Methods:UsingEscherichia coli(strain K-12 HB101; Bio-Rad, Hercules, CA), Pseudomonas aeruginosa(Schroeter, Migula, ATCC® 27853™), Staphylococcus aureussubsp. aureus Rosenbach (ATCC® 12600™) and Methicillin-resistant Staphylococcus aureus(MRSA) (F-182, ATCC® 43300™) were used to synthesize biogenic selenium nanoparticles, 90-150 nm selenium nanoparticles were synthesized under standard conditions using an environmentally-safe approach. Bacterial cultures, prepared in Luria-Bertani (LB) media, were inoculated with 2 mM sodium selenite (Na2SeO3) solution to activate the detoxification process that leads to the synthesis of nanoparticles. The nanostructures were characterized using Transmission Electron Microscopy (TEM, JEOL USA Inc., MA), Energy Dispersive X-Ray (EDX) to determine the chemical compositions and Inductively coupled plasma mass spectrometry (ICP-MS) to validate the chemistry within the samples. Nanoparticles were also characterized and tested for their ability to inhibit the bacterial growth through optical density measurements in a SpectraMax M3 spectrophotometer (Molecular Devices, Sunnyvale, CA), and colony forming unit assays. Besides, biocompatibility tests of the nanoparticles with human tissue were accomplished, growing human dermal fibroblast (HDF) cells in media in the presence of biogenic selenium nanoparticles. After an incubation time of 24 hours, the cell growth was analyzed using MTS assay.

Results:It is demonstrated that the bacterial strains used can generate biogenic selenium nanoparticles, concluding that selenium is a thermodynamically favorable metal ion that can be reduced by some reductase enzymes within the cells. TEM images of the nanoparticles showed nanoparticles with a constant distribution size surrounded by cellular debris. The chemistry of the samples was confirmed using EDX analysis, showing the distinct peaks of selenium. The antimicrobial activity of these biogenic selenium nanoparticles was tested against Escherichia coliand Staphylococcus aureusto discover their antibacterial ability. Nanoparticles can produce a decay in

the standard bacterial growth. Besides, the growth of Staphylococcus aureuswas significantly inhibited for those nanoparticles synthesized by Staphylococcus aureus. Colony forming unit assays showed that a bigger concentration of selenium nanoparticle means a better inhibition of the bacterial growth. In vitro cytotoxicity assays were performed with human dermal fibroblasts (HDF) cells. The experiments showed that all nanoparticle concentrations tested did not inhibit the growth of cells while also confirming a high percentage of cell viability. Furthermore, after the incubation period, the growth of the cells was enhanced in comparison with the control without the nanoparticles.

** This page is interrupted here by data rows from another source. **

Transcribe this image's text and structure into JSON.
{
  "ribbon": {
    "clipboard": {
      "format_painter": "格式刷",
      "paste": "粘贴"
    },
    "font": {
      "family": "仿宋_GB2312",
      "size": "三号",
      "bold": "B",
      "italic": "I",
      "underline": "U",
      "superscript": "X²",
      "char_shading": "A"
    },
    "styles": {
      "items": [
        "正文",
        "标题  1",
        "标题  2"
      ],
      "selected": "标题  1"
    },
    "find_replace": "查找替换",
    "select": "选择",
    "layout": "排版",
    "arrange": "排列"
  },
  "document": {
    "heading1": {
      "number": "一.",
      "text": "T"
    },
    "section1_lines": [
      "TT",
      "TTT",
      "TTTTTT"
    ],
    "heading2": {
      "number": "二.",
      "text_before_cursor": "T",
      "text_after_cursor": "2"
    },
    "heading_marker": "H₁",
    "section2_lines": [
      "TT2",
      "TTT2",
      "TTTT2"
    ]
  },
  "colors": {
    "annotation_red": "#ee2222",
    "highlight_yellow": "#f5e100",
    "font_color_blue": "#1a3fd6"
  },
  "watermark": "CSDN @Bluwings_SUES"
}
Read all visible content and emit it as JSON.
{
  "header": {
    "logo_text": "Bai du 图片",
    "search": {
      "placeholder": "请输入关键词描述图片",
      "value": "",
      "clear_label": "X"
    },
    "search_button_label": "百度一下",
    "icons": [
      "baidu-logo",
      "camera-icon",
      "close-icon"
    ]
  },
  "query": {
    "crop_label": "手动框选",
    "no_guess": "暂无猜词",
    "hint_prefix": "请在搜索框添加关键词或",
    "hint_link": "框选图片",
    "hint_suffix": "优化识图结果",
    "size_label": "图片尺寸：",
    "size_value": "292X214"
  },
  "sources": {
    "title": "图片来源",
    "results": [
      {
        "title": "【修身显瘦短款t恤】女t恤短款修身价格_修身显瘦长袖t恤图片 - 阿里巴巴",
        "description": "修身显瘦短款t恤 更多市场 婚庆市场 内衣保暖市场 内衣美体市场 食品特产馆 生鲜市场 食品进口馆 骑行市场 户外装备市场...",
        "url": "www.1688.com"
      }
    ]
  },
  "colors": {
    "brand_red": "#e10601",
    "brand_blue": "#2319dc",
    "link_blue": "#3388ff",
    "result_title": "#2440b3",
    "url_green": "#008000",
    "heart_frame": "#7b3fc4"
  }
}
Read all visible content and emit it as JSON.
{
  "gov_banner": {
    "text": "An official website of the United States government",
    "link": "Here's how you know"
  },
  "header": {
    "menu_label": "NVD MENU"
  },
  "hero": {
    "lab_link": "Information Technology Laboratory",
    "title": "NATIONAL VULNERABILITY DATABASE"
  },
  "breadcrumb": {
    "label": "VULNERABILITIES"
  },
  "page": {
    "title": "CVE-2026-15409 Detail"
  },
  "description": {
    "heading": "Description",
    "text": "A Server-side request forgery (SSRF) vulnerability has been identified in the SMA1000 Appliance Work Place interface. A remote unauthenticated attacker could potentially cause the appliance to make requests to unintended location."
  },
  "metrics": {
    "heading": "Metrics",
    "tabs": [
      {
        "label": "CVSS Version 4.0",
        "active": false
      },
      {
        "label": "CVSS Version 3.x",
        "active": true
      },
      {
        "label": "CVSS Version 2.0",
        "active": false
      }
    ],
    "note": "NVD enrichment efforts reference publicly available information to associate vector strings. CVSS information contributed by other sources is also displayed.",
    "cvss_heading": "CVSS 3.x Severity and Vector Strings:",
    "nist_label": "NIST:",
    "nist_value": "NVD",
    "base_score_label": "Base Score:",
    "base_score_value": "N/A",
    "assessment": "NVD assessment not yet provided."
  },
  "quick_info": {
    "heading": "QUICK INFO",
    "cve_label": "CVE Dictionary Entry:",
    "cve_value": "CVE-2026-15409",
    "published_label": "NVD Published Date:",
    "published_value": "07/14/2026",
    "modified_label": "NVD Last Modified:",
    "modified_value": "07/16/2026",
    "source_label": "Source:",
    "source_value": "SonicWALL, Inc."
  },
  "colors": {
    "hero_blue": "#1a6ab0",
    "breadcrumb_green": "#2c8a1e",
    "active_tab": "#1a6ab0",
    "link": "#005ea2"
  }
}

Conclusions: Current and main methods to synthesize selenium nanoparticles use approaches which employ chemical methods. The weakness of these procedures (extreme reaction conditions, production of toxic byproducts, and need of purification) calls for a necessity of alternative approaches. Bacteria can be used to overcome these drawbacks naturally. Therefore, biogenic selenium nanoparticles were synthesized using different bacteria strains through an eco-friendly and green approach. Selenium nanoparticles with small and uniformly shape were synthesized with a relatively homogeneous size distribution. Decay in the bacterial growth was achieved against both Gram positive and Gram negative bacteria, showing no significant cytotoxicity effect when they were cultured with human dermal fibroblasts (HDF) cells.